Inman News Features
Real estate has been my life and passion for more than 28 years. I believe that the majority of my life experiences, those that I am most proud of, have come from helping my favorite clients achieve their goals. However, I am often asked this simple question, “Is the client always right?” and I must answer this question with a resounding “No.”
It’s only the clients you choose to work with are always right. If real estate agents are going to offer 110 percent service to their clientele, they must pick and choose the clientele worthy of that type of service. For years, many businesses have been able to pre-qualify their clients by a number of different methods. Attorneys request retainers or doctors request an insurance card up front or payment in full, but how can we make an informed decision as to who we are going to work with and who we are not?

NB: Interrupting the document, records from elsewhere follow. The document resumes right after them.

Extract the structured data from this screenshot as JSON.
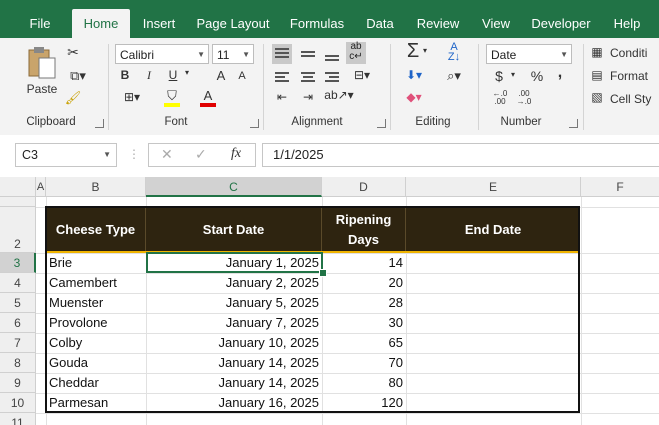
{
  "tabs": [
    "File",
    "Home",
    "Insert",
    "Page Layout",
    "Formulas",
    "Data",
    "Review",
    "View",
    "Developer",
    "Help"
  ],
  "active_tab": "Home",
  "ribbon": {
    "clipboard": {
      "paste_label": "Paste",
      "group_label": "Clipboard"
    },
    "font": {
      "font_name": "Calibri",
      "font_size": "11",
      "group_label": "Font",
      "bold": "B",
      "italic": "I",
      "underline": "U",
      "grow": "A",
      "shrink": "A"
    },
    "alignment": {
      "group_label": "Alignment"
    },
    "editing": {
      "group_label": "Editing"
    },
    "number": {
      "format": "Date",
      "currency": "$",
      "percent": "%",
      "comma": ",",
      "group_label": "Number"
    },
    "styles": {
      "conditional": "Conditi",
      "format_as": "Format",
      "cell_styles": "Cell Sty"
    }
  },
  "formula_bar": {
    "name_box": "C3",
    "formula": "1/1/2025",
    "fx": "fx"
  },
  "columns": [
    "A",
    "B",
    "C",
    "D",
    "E",
    "F"
  ],
  "rows": [
    "2",
    "3",
    "4",
    "5",
    "6",
    "7",
    "8",
    "9",
    "10",
    "11"
  ],
  "table": {
    "headers": [
      "Cheese Type",
      "Start Date",
      "Ripening Days",
      "End Date"
    ],
    "rows": [
      [
        "Brie",
        "January 1, 2025",
        "14",
        ""
      ],
      [
        "Camembert",
        "January 2, 2025",
        "20",
        ""
      ],
      [
        "Muenster",
        "January 5, 2025",
        "28",
        ""
      ],
      [
        "Provolone",
        "January 7, 2025",
        "30",
        ""
      ],
      [
        "Colby",
        "January 10, 2025",
        "65",
        ""
      ],
      [
        "Gouda",
        "January 14, 2025",
        "70",
        ""
      ],
      [
        "Cheddar",
        "January 14, 2025",
        "80",
        ""
      ],
      [
        "Parmesan",
        "January 16, 2025",
        "120",
        ""
      ]
    ]
  },
  "colors": {
    "excel_green": "#217346",
    "header_fill": "#2e2410",
    "accent_gold": "#f0b400"
  }
}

There is a difference in profitability and motivation in clients and at some point you have to say “no” to someone. If you are going to remain consistent in spending productive time servicing clients, with a high degree of professionalism and service.
The following is my pre-qualification for clients I have chose to commit to.
For my office to work with a seller, they had to cooperate with me in the following ways:
• Complete an initial phone interview where approximately 20 questions are asked in order to determine motivation and whether or not he seller is realistic about the market.
• Agree to visit and interact within my Web site, or accept an e-mail, fax, mail, and fill out some forms where the client provides feedback in regards to what they felt was important about their property, the marketing of their property, and other concerns that they may have.
• Agree that all decision-makers would be present during our meeting.
• Agree that the client will work within the confines of a very detailed selling system.
Obviously, my requests didn’t always obtain the ratification I would have preferred, but I could determine the commitment level of the client by their willingness to cooperate with me. The great equalizer, that determined the significance of the listing, was the price at which they were willing to list the property and/or the price flexibility during the listing.
As I grew in the business, I found that taking over priced listings without the possibility of price reductions in the future was one of the fastest ways to lose money in real estate.
The ways I determined a profitable buyer, different from the gauntlet I put sellers through, are as follows:
• 25 questions to be answered over the phone.
• A pre-qualification interview with a lender by phone prior to meeting.
• Meeting at my office, with health being the only exception to being absent.
• A Personal Buyer Agreement presentation with an understanding as to how we would work together.
• The signing of a Buyer-Brokerage Agreement, describing in the agreement how I will be compensated for my services, with the possibility of being reimbursed by commissions earned from the seller.
It is important for real estate agents to understand that it is hard to give 110 percent client service to a client that is only 80 percent motivated. So, one of the first things we will have to do in order to increase the professionalism of our industry is to work with clients that have a higher probability of cooperating with us as their agents.
Unfortunately, because of poor or non-existent lead generation systems, most agents tend to work with the castaways of systematized agents.
When you develop expectations of the clients you want and the systems to support those expectations, it is much easier to create the elusive raving fan by giving 110 percent to the deserving clients that motivate; therefore, increasing the high probability of them closing with you.
— Walter Sanford has written 13 books on strategies for top producing real estate agents.
He can be reached at [email protected].